The Jakarta Post
Today’s controversy is about former fighters of the Islamic State (IS) group and their families: mainly about the intentions of those originating from Indonesia, who had traveled to Syria to join the terrorist group, to return home.
The issue made headlines following government officials’ statements on seeking a consultative approach to settle this contentious issue. President Joko “Jokowi” Widodo expressed his personal disagreement with the idea of repatriating the former IS supporters, but said he would consult his government.
“We will calculate in detail the pluses and minuses and the decision will be made after hearing from relevant ministries,” Jokowi said last Wednesday.
The government’s decision to consider all available options is in sharp contrast to the loud resounding “No!” reaction to the idea of welcoming them. It is also contrary to the rejections of most countries with citizens among those who joined IS, including the United States.
It seems clear that the Indonesians who joined forces with IS have — by legal definition as stipulated in Article 23 of Law No. 12/2006 on Indonesian citizenship — automatically lost their citizenships. These Indonesia-born IS members and sympathizers meet nearly all the stipulations in the nine paragraphs of categories in Article 23, which spell out all considerations for the authorities to annul their Indonesian citizenships.
Still, this article is subject to legal debate because IS is not an entity that meets the criteria of a state lawfully recognized by the United Nations. Therefore, the returnees may not automatically lose their Indonesian citizenship, even if many, if not all, of them renounced their Indonesian citizenship upon joining IS.
So should Indonesia welcome their return or completely reject them? Many things have to be considered, including international conventions, prior to welcoming or rejecting their intention to return.
Any decision to reject their plea to return home, which will lead to their loss of citizenship, will first have to consider the 1954 UN Convention that establishes the criteria of a stateless person and sets out a number of rights that stateless persons should enjoy and the 1961 UN Convention on the Reduction of Statelessness, which sets out standards regarding acquisition and loss of nationality, including automatic loss, renunciation and deprivation of nationality.
Any decision to grant their request for repatriation would also have to go through an equally complicated process. Apart from their citizenship status, which the Indonesian authorities have to decide upon in accordance with both local and international laws, technicalities might complicate the process.
These will include how to determine the Indonesia-born IS members’ level of involvement — and guilt — in the crimes of terrorism, or being willing or unwilling accomplices to the crimes, or whether they were and are still minors.
Opponents of the planned repatriation of the Indonesia-born IS may rightly argue that former IS members are people with extremist thoughts who would readily resort to violence once the opportunity comes up to pursue their dream of establishing a global Islamic caliphate. Video footage of IS members executing people in captivity has only strengthened the anxiety against their possible return.
However, it is very unlikely that the Indonesian-born IS members and sympathizers were among the very limited number of ringleaders within IS’ rank and file, who are the most responsible for IS’ vicious and barbarian acts and who deserve the severest punishment under international and national laws.

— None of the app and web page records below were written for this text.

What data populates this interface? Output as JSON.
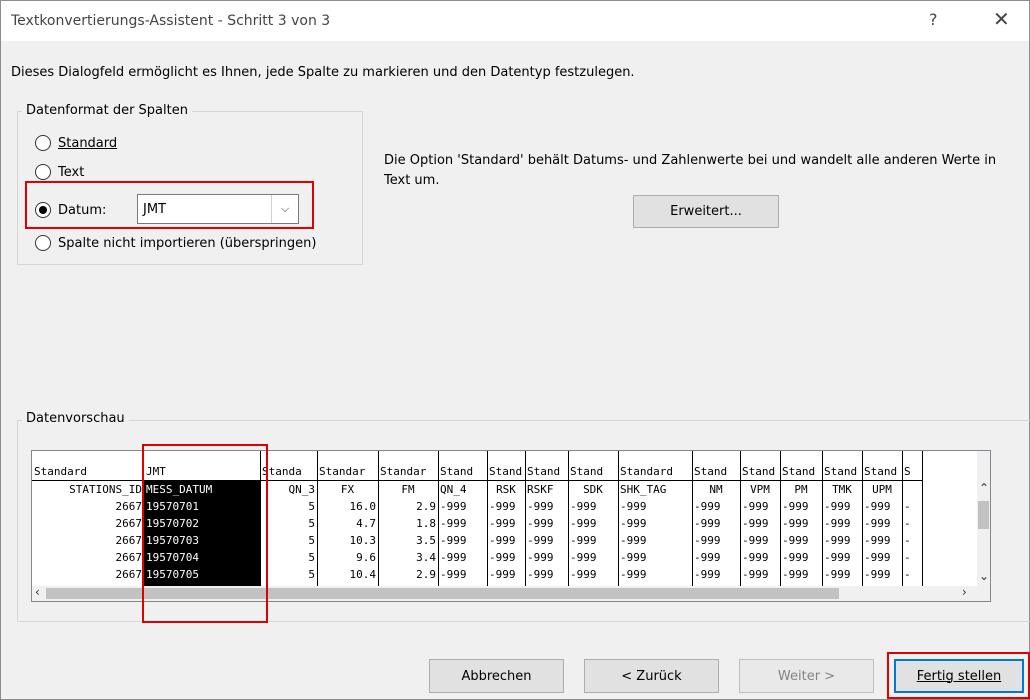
{
  "window": {
    "title": "Textkonvertierungs-Assistent - Schritt 3 von 3",
    "help": "?",
    "close": "✕"
  },
  "intro": "Dieses Dialogfeld ermöglicht es Ihnen, jede Spalte zu markieren und den Datentyp festzulegen.",
  "format_group": {
    "label": "Datenformat der Spalten",
    "options": [
      {
        "label": "Standard",
        "selected": false
      },
      {
        "label": "Text",
        "selected": false
      },
      {
        "label": "Datum:",
        "selected": true
      },
      {
        "label": "Spalte nicht importieren (überspringen)",
        "selected": false
      }
    ],
    "date_format": "JMT"
  },
  "description": "Die Option 'Standard' behält Datums- und Zahlenwerte bei und wandelt alle anderen Werte in Text um.",
  "advanced_button": "Erweitert...",
  "preview": {
    "label": "Datenvorschau",
    "columns": [
      {
        "type": "Standard",
        "name": "STATIONS_ID",
        "values": [
          "2667",
          "2667",
          "2667",
          "2667",
          "2667"
        ],
        "align": "right",
        "selected": false
      },
      {
        "type": "JMT",
        "name": "MESS_DATUM",
        "values": [
          "19570701",
          "19570702",
          "19570703",
          "19570704",
          "19570705"
        ],
        "align": "left",
        "selected": true
      },
      {
        "type": "Standa",
        "name": "QN_3",
        "values": [
          "5",
          "5",
          "5",
          "5",
          "5"
        ],
        "align": "right",
        "selected": false
      },
      {
        "type": "Standar",
        "name": "FX",
        "values": [
          "16.0",
          "4.7",
          "10.3",
          "9.6",
          "10.4"
        ],
        "align": "right",
        "selected": false
      },
      {
        "type": "Standar",
        "name": "FM",
        "values": [
          "2.9",
          "1.8",
          "3.5",
          "3.4",
          "2.9"
        ],
        "align": "right",
        "selected": false
      },
      {
        "type": "Stand",
        "name": "QN_4",
        "values": [
          "-999",
          "-999",
          "-999",
          "-999",
          "-999"
        ],
        "align": "left",
        "selected": false
      },
      {
        "type": "Stand",
        "name": "RSK",
        "values": [
          "-999",
          "-999",
          "-999",
          "-999",
          "-999"
        ],
        "align": "left",
        "selected": false
      },
      {
        "type": "Stand",
        "name": "RSKF",
        "values": [
          "-999",
          "-999",
          "-999",
          "-999",
          "-999"
        ],
        "align": "left",
        "selected": false
      },
      {
        "type": "Stand",
        "name": "SDK",
        "values": [
          "-999",
          "-999",
          "-999",
          "-999",
          "-999"
        ],
        "align": "left",
        "selected": false
      },
      {
        "type": "Standard",
        "name": "SHK_TAG",
        "values": [
          "-999",
          "-999",
          "-999",
          "-999",
          "-999"
        ],
        "align": "left",
        "selected": false
      },
      {
        "type": "Stand",
        "name": "NM",
        "values": [
          "-999",
          "-999",
          "-999",
          "-999",
          "-999"
        ],
        "align": "left",
        "selected": false
      },
      {
        "type": "Stand",
        "name": "VPM",
        "values": [
          "-999",
          "-999",
          "-999",
          "-999",
          "-999"
        ],
        "align": "left",
        "selected": false
      },
      {
        "type": "Stand",
        "name": "PM",
        "values": [
          "-999",
          "-999",
          "-999",
          "-999",
          "-999"
        ],
        "align": "left",
        "selected": false
      },
      {
        "type": "Stand",
        "name": "TMK",
        "values": [
          "-999",
          "-999",
          "-999",
          "-999",
          "-999"
        ],
        "align": "left",
        "selected": false
      },
      {
        "type": "Stand",
        "name": "UPM",
        "values": [
          "-999",
          "-999",
          "-999",
          "-999",
          "-999"
        ],
        "align": "left",
        "selected": false
      },
      {
        "type": "S",
        "name": "",
        "values": [
          "-",
          "-",
          "-",
          "-",
          "-"
        ],
        "align": "left",
        "selected": false
      }
    ]
  },
  "buttons": {
    "cancel": "Abbrechen",
    "back": "< Zurück",
    "next": "Weiter >",
    "finish": "Fertig stellen"
  }
}
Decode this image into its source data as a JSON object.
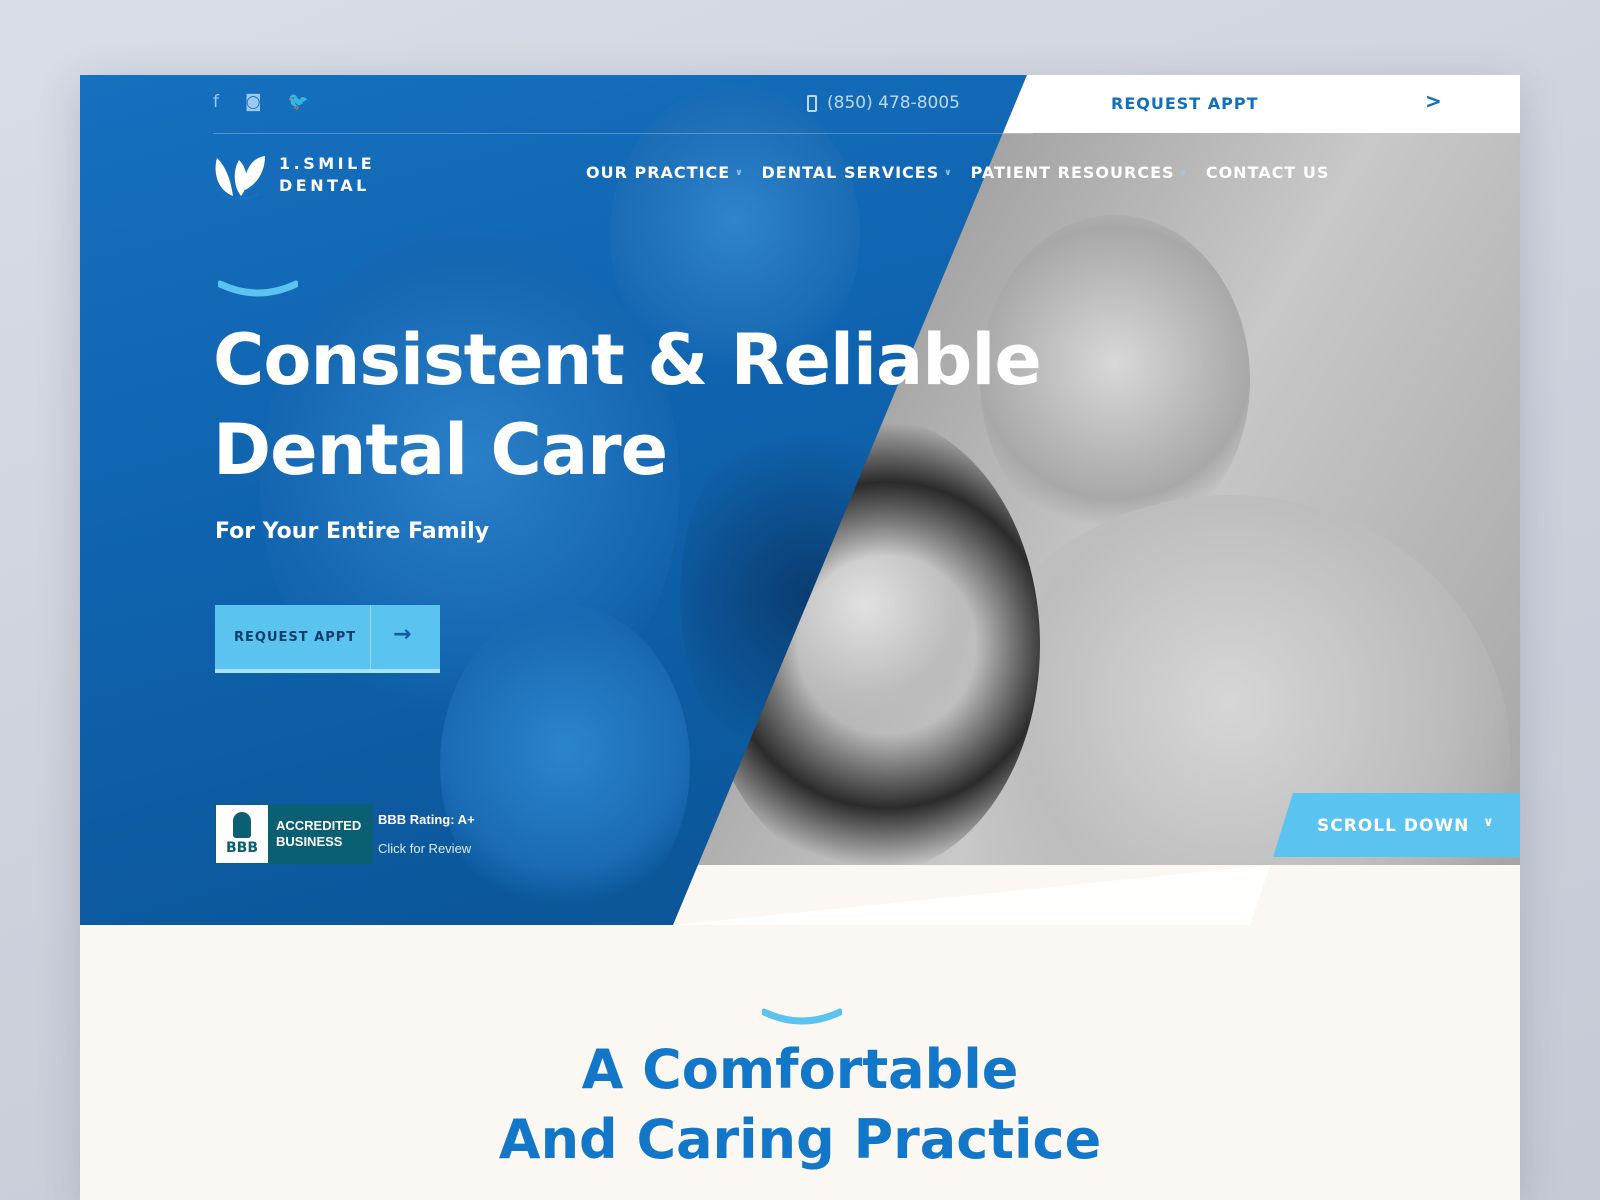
{
  "social": {
    "facebook_glyph": "f",
    "instagram_glyph": "◙",
    "twitter_glyph": "🐦"
  },
  "topbar": {
    "phone": "(850) 478-8005",
    "request_label": "REQUEST APPT",
    "request_arrow": ">"
  },
  "logo": {
    "line1": "1.SMILE",
    "line2": "DENTAL"
  },
  "nav": {
    "items": [
      {
        "label": "OUR PRACTICE",
        "chevron": "∨"
      },
      {
        "label": "DENTAL SERVICES",
        "chevron": "∨"
      },
      {
        "label": "PATIENT RESOURCES",
        "chevron": "∨"
      },
      {
        "label": "CONTACT US"
      }
    ]
  },
  "hero": {
    "headline_line1": "Consistent & Reliable",
    "headline_line2": "Dental Care",
    "subhead": "For Your Entire Family",
    "cta_label": "REQUEST APPT",
    "cta_arrow": "→"
  },
  "bbb": {
    "seal": "BBB",
    "accredited_line1": "ACCREDITED",
    "accredited_line2": "BUSINESS",
    "rating": "BBB Rating: A+",
    "click": "Click for Review"
  },
  "scroll": {
    "label": "SCROLL DOWN",
    "chevron": "∨"
  },
  "section": {
    "title_line1": "A Comfortable",
    "title_line2": "And Caring Practice"
  },
  "colors": {
    "brand_blue": "#0f6fc0",
    "accent_cyan": "#5bc3ef",
    "bbb_teal": "#0b5f73"
  }
}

There is also ambiguity as to whether those who traveled to Syria qualify as “foreign terrorist fighters” as defined by UN Security Council Resolution 2178 because some might have been compelled to travel (often wives and children) and others may have supported IS through nonviolent means, while others appear to have participated in horrific acts. This complexity requires a case-by-case approach to decide proportional responses and the appropriateness of criminal investigations.
However, despite what seems like widespread public rejection regarding their repatriation, Indonesian authorities, who have the final say on the Indonesian-born IS terrorists’ citizenship statuses and therefore their fates, should not negate their universally recognized rights to continue to live, or at least to be able to defend themselves before a court of justice.
As a nation that bears a dark, unresolved chapter in our history through the purge of alleged communists in the aftermath of the failed Sept. 30, 1965 coup, blamed on the now-defunct Indonesian Communist Party (PKI), we should not repeat the same mistake of making the arbitrary decisions to execute people, like alleged or suspected communists, without due process of law.
We might fall into the same hole if we repeat the mistake by immediately rejecting the pleas of former foreign fighters and their families to return home before giving them the opportunity to defend themselves in a fair trial. For this purpose the government could seek legal advice or input from the UN and/or the International Criminal Court (ICC). From there, it could perhaps be determined whether court proceedings would be held in the ICC under international law jurisdiction or in Indonesia as the suspected terrorists’ country of origin.